Fourth Generation District Heating
Wednesday 19 June 2019
26 Store Street, London WC1E 7BT
9.30 to 14.00
The Hot Debate on Fourth Generation District Heating took place on Wednesday 19 June 2019 at The Building Centre, 26 Store Street, WC1E 7BT.
The UK district heating industry is at a key junction in its journey – with HNIP funding announcements due in 2019, calls for legislation for consumer protection and the recent announcement to ban gas boilers from 2025 in new builds, there is a lot of focus on low carbon heat networks. It is important for the whole industry to focus on district heating design in order to improve the efficiency of planned and existing heat networks to reduce costs, reduce carbon emissions and reduce NO2 emissions.

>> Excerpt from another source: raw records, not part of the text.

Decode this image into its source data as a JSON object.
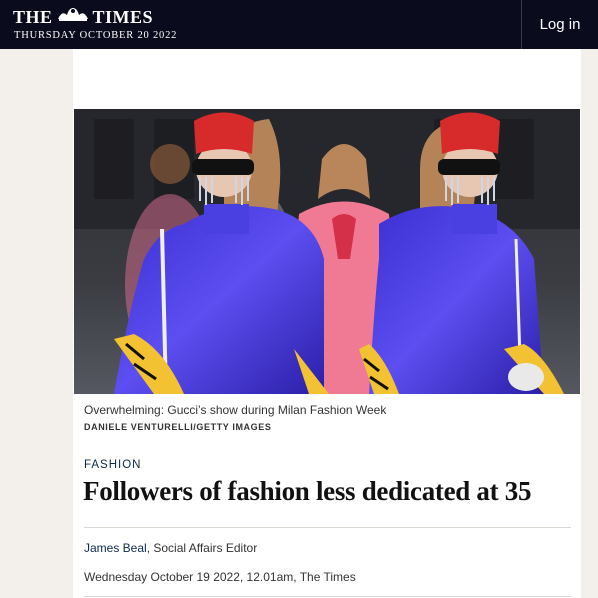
{
  "masthead": {
    "brand_left": "THE",
    "brand_right": "TIMES",
    "date": "THURSDAY OCTOBER 20 2022",
    "login_label": "Log in",
    "crest_icon": "royal-crest-icon",
    "background": "#0b0b1e"
  },
  "article": {
    "image_caption": "Overwhelming: Gucci’s show during Milan Fashion Week",
    "image_credit": "DANIELE VENTURELLI/GETTY IMAGES",
    "section": "FASHION",
    "headline": "Followers of fashion less dedicated at 35",
    "author": "James Beal",
    "author_role": ", Social Affairs Editor",
    "published": "Wednesday October 19 2022, 12.01am, The Times",
    "link_color": "#0b2a4a"
  }
}
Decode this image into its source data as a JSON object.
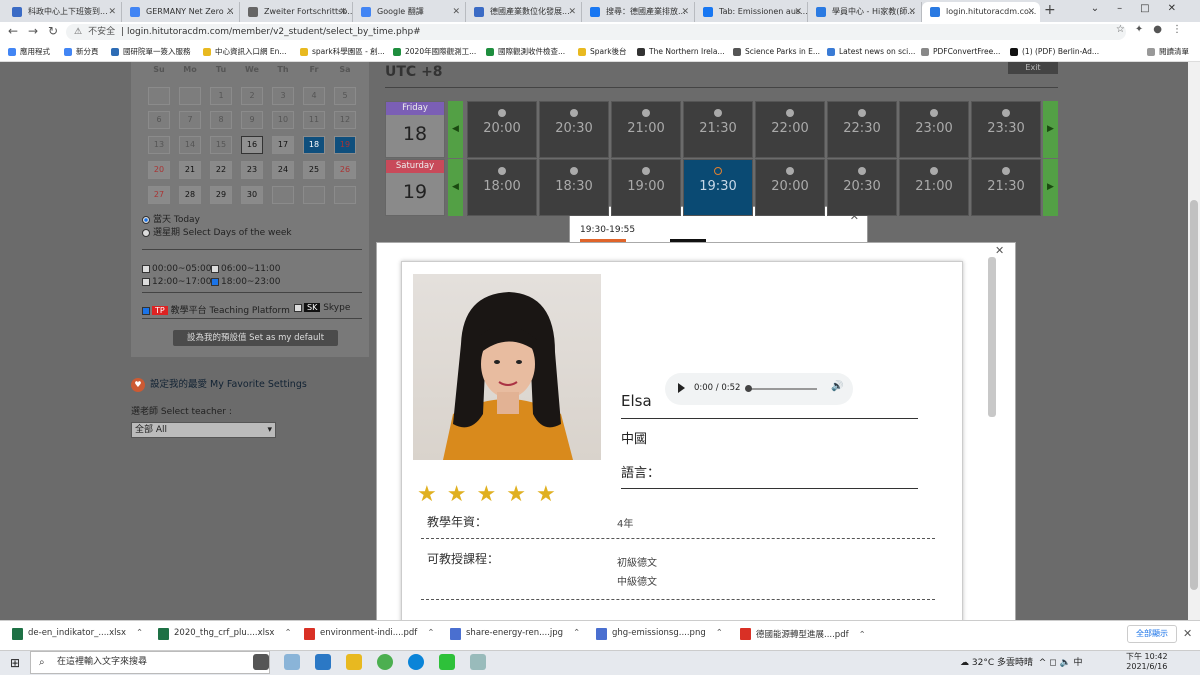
{
  "browser": {
    "tabs": [
      {
        "title": "科政中心上下班簽到...",
        "color": "#3b6bc5"
      },
      {
        "title": "GERMANY Net Zero ...",
        "color": "#4285f4"
      },
      {
        "title": "Zweiter Fortschrittsb...",
        "color": "#666666"
      },
      {
        "title": "Google 翻譯",
        "color": "#4285f4"
      },
      {
        "title": "德國產業數位化發展...",
        "color": "#3b6bc5"
      },
      {
        "title": "搜尋：德國產業排放...",
        "color": "#1877f2"
      },
      {
        "title": "Tab: Emissionen aus...",
        "color": "#1877f2"
      },
      {
        "title": "學員中心 - Hi家教(師...",
        "color": "#2a7ae2"
      },
      {
        "title": "login.hitutoracdm.co...",
        "color": "#2a7ae2"
      }
    ],
    "new_tab": "+",
    "url_prefix": "不安全",
    "url": "login.hitutoracdm.com/member/v2_student/select_by_time.php#",
    "bookmarks": [
      {
        "label": "應用程式",
        "color": "#4285f4"
      },
      {
        "label": "新分頁",
        "color": "#4285f4"
      },
      {
        "label": "國研院單一簽入服務",
        "color": "#2d6cb5"
      },
      {
        "label": "中心資訊入口網 En...",
        "color": "#e8b920"
      },
      {
        "label": "spark科學園區 - 創...",
        "color": "#e8b920"
      },
      {
        "label": "2020年國際觀測工...",
        "color": "#1e8e3e"
      },
      {
        "label": "國際觀測收件檢查...",
        "color": "#1e8e3e"
      },
      {
        "label": "Spark後台",
        "color": "#e8b920"
      },
      {
        "label": "The Northern Irela...",
        "color": "#333333"
      },
      {
        "label": "Science Parks in E...",
        "color": "#555555"
      },
      {
        "label": "Latest news on sci...",
        "color": "#3a7bd5"
      },
      {
        "label": "PDFConvertFree...",
        "color": "#888888"
      },
      {
        "label": "(1) (PDF) Berlin-Ad...",
        "color": "#111111"
      }
    ],
    "reading_list": "閱讀清單"
  },
  "calendar": {
    "weekdays": [
      "Su",
      "Mo",
      "Tu",
      "We",
      "Th",
      "Fr",
      "Sa"
    ],
    "rows": [
      [
        "",
        "",
        "1",
        "2",
        "3",
        "4",
        "5"
      ],
      [
        "6",
        "7",
        "8",
        "9",
        "10",
        "11",
        "12"
      ],
      [
        "13",
        "14",
        "15",
        "16",
        "17",
        "18",
        "19"
      ],
      [
        "20",
        "21",
        "22",
        "23",
        "24",
        "25",
        "26"
      ],
      [
        "27",
        "28",
        "29",
        "30",
        "",
        "",
        ""
      ]
    ],
    "today": "16",
    "selected": [
      "18",
      "19"
    ]
  },
  "filters": {
    "today_option": "當天 Today",
    "week_option": "選星期 Select Days of the week",
    "time_ranges": [
      "00:00~05:00",
      "06:00~11:00",
      "12:00~17:00",
      "18:00~23:00"
    ],
    "platform_badge": "TP",
    "platform_label": "教學平台 Teaching Platform",
    "skype_badge": "SK",
    "skype_label": "Skype",
    "default_button": "設為我的預設值 Set as my default"
  },
  "favorites": {
    "title": "設定我的最愛 My Favorite Settings",
    "teacher_label": "選老師 Select teacher :",
    "teacher_value": "全部 All"
  },
  "schedule": {
    "timezone": "UTC +8",
    "exit": "Exit",
    "days": [
      {
        "name": "Friday",
        "num": "18",
        "color": "#7b5fb5",
        "slots": [
          "20:00",
          "20:30",
          "21:00",
          "21:30",
          "22:00",
          "22:30",
          "23:00",
          "23:30"
        ],
        "selected": -1
      },
      {
        "name": "Saturday",
        "num": "19",
        "color": "#c84a5a",
        "slots": [
          "18:00",
          "18:30",
          "19:00",
          "19:30",
          "20:00",
          "20:30",
          "21:00",
          "21:30"
        ],
        "selected": 3
      }
    ]
  },
  "popup": {
    "time": "19:30-19:55"
  },
  "teacher": {
    "name": "Elsa",
    "country": "中國",
    "language_label": "語言：",
    "rating": 5,
    "audio_time": "0:00 / 0:52",
    "experience_label": "教學年資：",
    "experience_value": "4年",
    "courses_label": "可教授課程：",
    "courses": [
      "初級德文",
      "中級德文"
    ]
  },
  "downloads": [
    {
      "name": "de-en_indikator_....xlsx",
      "color": "#1e7145"
    },
    {
      "name": "2020_thg_crf_plu....xlsx",
      "color": "#1e7145"
    },
    {
      "name": "environment-indi....pdf",
      "color": "#d93025"
    },
    {
      "name": "share-energy-ren....jpg",
      "color": "#4a6fd0"
    },
    {
      "name": "ghg-emissionsg....png",
      "color": "#4a6fd0"
    },
    {
      "name": "德國能源轉型進展....pdf",
      "color": "#d93025"
    }
  ],
  "show_all": "全部顯示",
  "taskbar": {
    "search_placeholder": "在這裡輸入文字來搜尋",
    "weather": "32°C 多雲時晴",
    "ime": "中",
    "time": "下午 10:42",
    "date": "2021/6/16"
  }
}
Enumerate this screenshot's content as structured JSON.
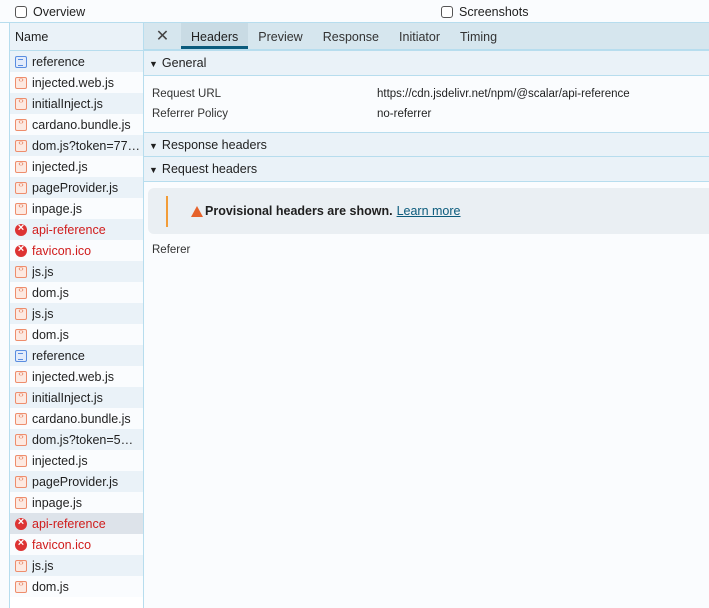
{
  "toolbar": {
    "overview": "Overview",
    "screenshots": "Screenshots"
  },
  "list": {
    "header": "Name",
    "items": [
      {
        "name": "reference",
        "type": "doc"
      },
      {
        "name": "injected.web.js",
        "type": "js"
      },
      {
        "name": "initialInject.js",
        "type": "js"
      },
      {
        "name": "cardano.bundle.js",
        "type": "js"
      },
      {
        "name": "dom.js?token=77…",
        "type": "js"
      },
      {
        "name": "injected.js",
        "type": "js"
      },
      {
        "name": "pageProvider.js",
        "type": "js"
      },
      {
        "name": "inpage.js",
        "type": "js"
      },
      {
        "name": "api-reference",
        "type": "err"
      },
      {
        "name": "favicon.ico",
        "type": "err"
      },
      {
        "name": "js.js",
        "type": "js"
      },
      {
        "name": "dom.js",
        "type": "js"
      },
      {
        "name": "js.js",
        "type": "js"
      },
      {
        "name": "dom.js",
        "type": "js"
      },
      {
        "name": "reference",
        "type": "doc"
      },
      {
        "name": "injected.web.js",
        "type": "js"
      },
      {
        "name": "initialInject.js",
        "type": "js"
      },
      {
        "name": "cardano.bundle.js",
        "type": "js"
      },
      {
        "name": "dom.js?token=5…",
        "type": "js"
      },
      {
        "name": "injected.js",
        "type": "js"
      },
      {
        "name": "pageProvider.js",
        "type": "js"
      },
      {
        "name": "inpage.js",
        "type": "js"
      },
      {
        "name": "api-reference",
        "type": "err",
        "selected": true
      },
      {
        "name": "favicon.ico",
        "type": "err"
      },
      {
        "name": "js.js",
        "type": "js"
      },
      {
        "name": "dom.js",
        "type": "js"
      }
    ]
  },
  "tabs": [
    "Headers",
    "Preview",
    "Response",
    "Initiator",
    "Timing"
  ],
  "general": {
    "title": "General",
    "rows": [
      {
        "k": "Request URL",
        "v": "https://cdn.jsdelivr.net/npm/@scalar/api-reference"
      },
      {
        "k": "Referrer Policy",
        "v": "no-referrer"
      }
    ]
  },
  "response_headers": {
    "title": "Response headers"
  },
  "request_headers": {
    "title": "Request headers",
    "warning": "Provisional headers are shown.",
    "link": "Learn more",
    "referer": "Referer"
  }
}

The Hot Debate explored Fourth Generation district heating and the trend toward lower heat delivery temperatures down to 65°C and consequently lower heat losses to the ground. It also explore the next logical step in Fifth Generation District Heating and Cooling with distribution at ambient ground temperature to eliminate heat losses to the ground and eliminate the need for, and cost of, a central "Energy Centre". Instead, each building installs a heat pump in its own plant room to transfer heat from the network when its building needs heating, and to reject heat to the network when its building needs cooling.
The reduced complexity and cost of Fifth Generation district heating – which can also provide cooling – are expected to reduce the formidable barriers which have prevented Fourth Generation district heating networks being adopted in the UK.
The reduced CO2 emissions of Fifth Generation systems and the reduced NO2 are a by-product of a system which is not based on combustion, but employs heat transfer instead.
Fifth Generations systems also have the ability to recycle waste heat at any temperature above ambient ground temperature, including the heat that is the by-product of cooling from those buildings which need cooling.
Fifth Generation systems also have the ability to expand in modular fashion as new and existing buildings are ready to join a 5G network. This contrasts with the inflexible nature of 4G systems which must be planned long in advance to match a specific set of buildings and consequently require the signing of very long term contracts.